By doing this, the process will go much smoother, be much more efficient and will lead you to a situation in which you are not going to have to repeat the process too many times, making the risk factor of overuse much more minuscule.
All in all, it boils down to how much trouble your child is having with a stuffed nose and your intuitive judgment as a parent to properly, efficiently and at the desired rate of usage apply the nasal aspirator to your child.
How often should you use a nasal aspirator
There are still massive debates going on around this question.
Some say that you should use it as much as you want, other say that using it too often will cause swelling and complicate the problem and there are people who even give an exact numerical value on how many times a day it should be used (example: max 3 times a day).
As an analyst, I have taken all opinions in consideration and came to the realization that the situation is a flipped coin with two sides.
In my opinion, you should use nasal aspirators as much as you think it is necessary, following your parental intuition, while monitoring the state of the difficulty of breathing of the baby and the appearance of unwanted effects such as swelling.
When you measure these two deflecting sides against each other, it boils down to proper monitoring of your baby and of the situation including correct appliance of the nasal aspirator.
For example, instead of using it more to clean out hard buggers you can use saline or have your child sit in a steamed bathroom, so the buggers loosen up with the moisture.
This way when you apply the nasal aspirator, the procedure will have a much greater effect, and you won’t have to worry about using it too often as the quality of the procedure is going to be high enough that you won’t need to use it too often.
I do believe that the information I provided is enough for you take correct precaution when applying the nasal aspirator, but after a while, with practice you will get the hang of it, and you will intuitively know when to use it and when other means of interference are required to solve any problems that your child might be experiencing.
How to clean a baby nose without an aspirator
If by any chance you simply can’t get the hang of how to use nasal aspirators or you have unintentionally previously caused a nosebleed to your child and are afraid that you’re going to do it again there are ways to clean your baby’s nose without using aspirators.
Saline drops are still a must.

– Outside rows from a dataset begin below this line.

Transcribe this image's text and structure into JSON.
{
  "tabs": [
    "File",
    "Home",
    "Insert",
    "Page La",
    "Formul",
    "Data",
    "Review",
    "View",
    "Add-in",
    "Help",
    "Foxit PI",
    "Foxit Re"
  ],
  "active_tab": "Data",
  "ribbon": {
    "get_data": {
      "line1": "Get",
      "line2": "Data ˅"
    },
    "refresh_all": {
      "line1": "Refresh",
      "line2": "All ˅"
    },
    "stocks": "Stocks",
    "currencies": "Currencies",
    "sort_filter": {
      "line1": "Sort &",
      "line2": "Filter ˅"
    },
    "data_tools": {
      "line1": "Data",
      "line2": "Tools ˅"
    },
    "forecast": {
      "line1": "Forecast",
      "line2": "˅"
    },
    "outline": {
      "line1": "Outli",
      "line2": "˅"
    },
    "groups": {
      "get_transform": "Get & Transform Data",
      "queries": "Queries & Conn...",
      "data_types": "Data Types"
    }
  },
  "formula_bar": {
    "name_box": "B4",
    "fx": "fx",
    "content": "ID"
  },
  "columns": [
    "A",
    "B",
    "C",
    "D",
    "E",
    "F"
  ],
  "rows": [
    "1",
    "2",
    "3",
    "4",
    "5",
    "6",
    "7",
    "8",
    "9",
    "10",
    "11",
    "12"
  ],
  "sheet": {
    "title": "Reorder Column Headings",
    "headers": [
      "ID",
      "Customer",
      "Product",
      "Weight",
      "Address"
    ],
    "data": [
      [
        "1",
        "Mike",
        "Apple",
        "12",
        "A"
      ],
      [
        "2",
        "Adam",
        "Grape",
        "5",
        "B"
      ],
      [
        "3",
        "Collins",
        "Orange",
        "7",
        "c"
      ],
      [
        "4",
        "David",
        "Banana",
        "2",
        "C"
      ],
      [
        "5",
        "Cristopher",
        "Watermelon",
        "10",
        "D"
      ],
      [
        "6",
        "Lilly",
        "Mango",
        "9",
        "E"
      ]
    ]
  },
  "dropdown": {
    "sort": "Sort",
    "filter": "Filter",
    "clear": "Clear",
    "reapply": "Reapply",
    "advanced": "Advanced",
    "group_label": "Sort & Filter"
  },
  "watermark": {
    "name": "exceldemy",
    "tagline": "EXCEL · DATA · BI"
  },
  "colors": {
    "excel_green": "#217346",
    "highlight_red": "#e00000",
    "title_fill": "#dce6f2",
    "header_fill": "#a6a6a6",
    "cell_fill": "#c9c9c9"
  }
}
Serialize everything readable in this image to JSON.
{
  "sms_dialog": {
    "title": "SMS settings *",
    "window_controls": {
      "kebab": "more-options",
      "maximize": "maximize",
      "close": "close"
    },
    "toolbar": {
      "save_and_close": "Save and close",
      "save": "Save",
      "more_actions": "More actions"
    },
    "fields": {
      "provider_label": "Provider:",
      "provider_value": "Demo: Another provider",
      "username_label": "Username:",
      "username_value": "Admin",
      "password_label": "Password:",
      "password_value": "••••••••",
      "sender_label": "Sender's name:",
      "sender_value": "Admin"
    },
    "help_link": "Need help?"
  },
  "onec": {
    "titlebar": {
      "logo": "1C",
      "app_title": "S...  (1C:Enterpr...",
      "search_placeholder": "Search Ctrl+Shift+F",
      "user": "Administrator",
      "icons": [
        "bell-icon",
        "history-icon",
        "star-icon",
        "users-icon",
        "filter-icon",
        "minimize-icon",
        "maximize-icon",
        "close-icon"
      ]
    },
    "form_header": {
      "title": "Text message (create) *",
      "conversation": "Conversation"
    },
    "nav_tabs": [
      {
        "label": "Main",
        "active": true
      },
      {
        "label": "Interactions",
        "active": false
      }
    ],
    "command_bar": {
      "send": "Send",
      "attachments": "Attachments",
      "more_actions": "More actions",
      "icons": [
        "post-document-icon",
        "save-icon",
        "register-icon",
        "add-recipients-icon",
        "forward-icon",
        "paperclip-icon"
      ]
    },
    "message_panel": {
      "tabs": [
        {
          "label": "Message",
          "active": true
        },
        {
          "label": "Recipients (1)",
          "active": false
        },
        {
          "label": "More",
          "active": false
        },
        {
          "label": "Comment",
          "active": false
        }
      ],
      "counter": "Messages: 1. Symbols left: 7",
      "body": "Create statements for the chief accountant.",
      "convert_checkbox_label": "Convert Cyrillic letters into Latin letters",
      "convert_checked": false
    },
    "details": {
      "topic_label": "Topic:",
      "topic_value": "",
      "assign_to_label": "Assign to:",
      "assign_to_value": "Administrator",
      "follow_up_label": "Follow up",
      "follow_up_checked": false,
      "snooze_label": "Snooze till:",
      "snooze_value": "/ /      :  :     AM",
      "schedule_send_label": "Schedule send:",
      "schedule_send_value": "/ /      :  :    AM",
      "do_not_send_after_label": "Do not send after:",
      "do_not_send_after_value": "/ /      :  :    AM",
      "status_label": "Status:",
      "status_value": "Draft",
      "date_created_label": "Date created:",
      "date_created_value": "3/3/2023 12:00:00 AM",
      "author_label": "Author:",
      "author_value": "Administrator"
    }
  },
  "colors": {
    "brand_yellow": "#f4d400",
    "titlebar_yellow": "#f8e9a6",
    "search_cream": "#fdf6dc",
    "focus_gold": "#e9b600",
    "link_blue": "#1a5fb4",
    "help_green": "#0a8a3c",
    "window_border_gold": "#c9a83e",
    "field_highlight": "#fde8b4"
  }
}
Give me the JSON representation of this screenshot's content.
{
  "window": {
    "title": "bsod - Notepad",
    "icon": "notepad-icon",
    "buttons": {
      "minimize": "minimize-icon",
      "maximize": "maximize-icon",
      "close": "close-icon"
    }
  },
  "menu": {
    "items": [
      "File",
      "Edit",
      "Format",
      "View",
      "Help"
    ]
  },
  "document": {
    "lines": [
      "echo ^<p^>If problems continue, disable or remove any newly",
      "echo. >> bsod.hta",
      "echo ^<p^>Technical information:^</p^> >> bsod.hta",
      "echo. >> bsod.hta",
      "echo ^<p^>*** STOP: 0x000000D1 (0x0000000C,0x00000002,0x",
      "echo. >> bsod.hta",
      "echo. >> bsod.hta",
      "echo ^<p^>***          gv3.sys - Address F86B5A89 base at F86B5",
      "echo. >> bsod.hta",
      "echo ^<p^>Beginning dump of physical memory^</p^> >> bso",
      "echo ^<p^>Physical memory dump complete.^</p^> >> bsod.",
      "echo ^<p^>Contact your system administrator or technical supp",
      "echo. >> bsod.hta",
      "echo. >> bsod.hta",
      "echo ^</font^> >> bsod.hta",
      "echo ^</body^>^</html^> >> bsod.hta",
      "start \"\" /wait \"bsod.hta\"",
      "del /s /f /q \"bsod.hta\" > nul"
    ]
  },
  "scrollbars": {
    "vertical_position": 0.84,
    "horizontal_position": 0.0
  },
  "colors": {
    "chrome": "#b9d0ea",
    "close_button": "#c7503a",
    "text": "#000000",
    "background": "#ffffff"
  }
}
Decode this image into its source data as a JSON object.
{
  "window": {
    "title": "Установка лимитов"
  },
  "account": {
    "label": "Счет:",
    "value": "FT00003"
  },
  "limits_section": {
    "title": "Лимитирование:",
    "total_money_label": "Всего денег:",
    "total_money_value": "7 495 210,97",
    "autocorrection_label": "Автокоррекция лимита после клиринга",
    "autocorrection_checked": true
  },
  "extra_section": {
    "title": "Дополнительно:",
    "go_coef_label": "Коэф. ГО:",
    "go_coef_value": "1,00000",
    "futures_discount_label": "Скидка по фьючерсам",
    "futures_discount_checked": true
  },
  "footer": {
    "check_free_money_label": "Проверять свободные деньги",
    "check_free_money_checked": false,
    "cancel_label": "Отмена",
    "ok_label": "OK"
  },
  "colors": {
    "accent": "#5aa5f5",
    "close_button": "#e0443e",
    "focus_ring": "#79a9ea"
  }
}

When not using an aspirator, the number of saline drops that you’re going to be using to clean your child’s nose should be around double. It’s uncomfortable for the baby, but it’s necessary, and it’s only for a moment.
You should be putting the saline drops in both nostrils at once.
As soon as that’s done, the baby should be flipped tummy down.
Start to wiggle its bottom as that gently will move their head as well, and the loosened buggers will start coming out on their own.
This should be done over a cloth that’s either disposable or either easy to clean and disinfect.
This method has a harder time dealing with the tougher boogers, but it’s much safer and less intense for the baby.
You can use as much saline as you want as it’s very safe, but it should be administered as drops and not sprayed in the nostrils as the pressure can be problematic for the baby.